Task instructions >>
From the first line to the last, please print the entries exactly, omitting pictures.

__________

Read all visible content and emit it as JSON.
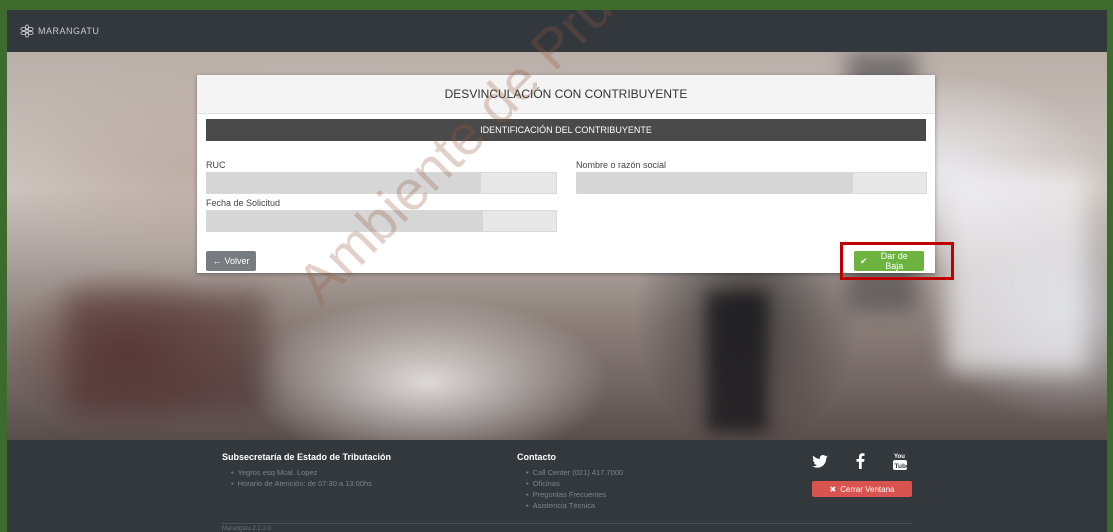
{
  "header": {
    "brand": "MARANGATU",
    "logo_icon": "flower-logo-icon"
  },
  "watermark": "Ambiente de Pruebas",
  "card": {
    "title": "DESVINCULACIÓN CON CONTRIBUYENTE",
    "section_title": "IDENTIFICACIÓN DEL CONTRIBUYENTE",
    "fields": {
      "ruc_label": "RUC",
      "ruc_value": "",
      "nombre_label": "Nombre o razón social",
      "nombre_value": "",
      "fecha_label": "Fecha de Solicitud",
      "fecha_value": ""
    },
    "back_button": "Volver",
    "back_icon": "arrow-left-icon",
    "submit_button": "Dar de Baja",
    "submit_icon": "check-icon"
  },
  "footer": {
    "org_title": "Subsecretaría de Estado de Tributación",
    "org_items": [
      "Yegros esq Mcal. Lopez",
      "Horario de Atención: de 07:30 a 13:00hs"
    ],
    "contact_title": "Contacto",
    "contact_items": [
      "Call Center (021) 417 7000",
      "Oficinas",
      "Preguntas Frecuentes",
      "Asistencia Técnica"
    ],
    "social_icons": [
      "twitter-icon",
      "facebook-icon",
      "youtube-icon"
    ],
    "close_button": "Cerrar Ventana",
    "close_icon": "x-icon",
    "version": "Marangatu 2.1.1.0"
  },
  "colors": {
    "submit": "#6cb33f",
    "close": "#d9534f",
    "highlight": "#c00000",
    "section_bar": "#4a4a4a",
    "topbar": "#33383d"
  }
}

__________

Result of this exercise >>
Read all visible content and emit it as JSON.
{
  "header": {
    "brand": "MARANGATU",
    "logo_icon": "flower-logo-icon"
  },
  "watermark": "Ambiente de Pruebas",
  "card": {
    "title": "DESVINCULACIÓN CON CONTRIBUYENTE",
    "section_title": "IDENTIFICACIÓN DEL CONTRIBUYENTE",
    "fields": {
      "ruc_label": "RUC",
      "ruc_value": "",
      "nombre_label": "Nombre o razón social",
      "nombre_value": "",
      "fecha_label": "Fecha de Solicitud",
      "fecha_value": ""
    },
    "back_button": "Volver",
    "back_icon": "arrow-left-icon",
    "submit_button": "Dar de Baja",
    "submit_icon": "check-icon"
  },
  "footer": {
    "org_title": "Subsecretaría de Estado de Tributación",
    "org_items": [
      "Yegros esq Mcal. Lopez",
      "Horario de Atención: de 07:30 a 13:00hs"
    ],
    "contact_title": "Contacto",
    "contact_items": [
      "Call Center (021) 417 7000",
      "Oficinas",
      "Preguntas Frecuentes",
      "Asistencia Técnica"
    ],
    "social_icons": [
      "twitter-icon",
      "facebook-icon",
      "youtube-icon"
    ],
    "close_button": "Cerrar Ventana",
    "close_icon": "x-icon",
    "version": "Marangatu 2.1.1.0"
  },
  "colors": {
    "submit": "#6cb33f",
    "close": "#d9534f",
    "highlight": "#c00000",
    "section_bar": "#4a4a4a",
    "topbar": "#33383d"
  }
}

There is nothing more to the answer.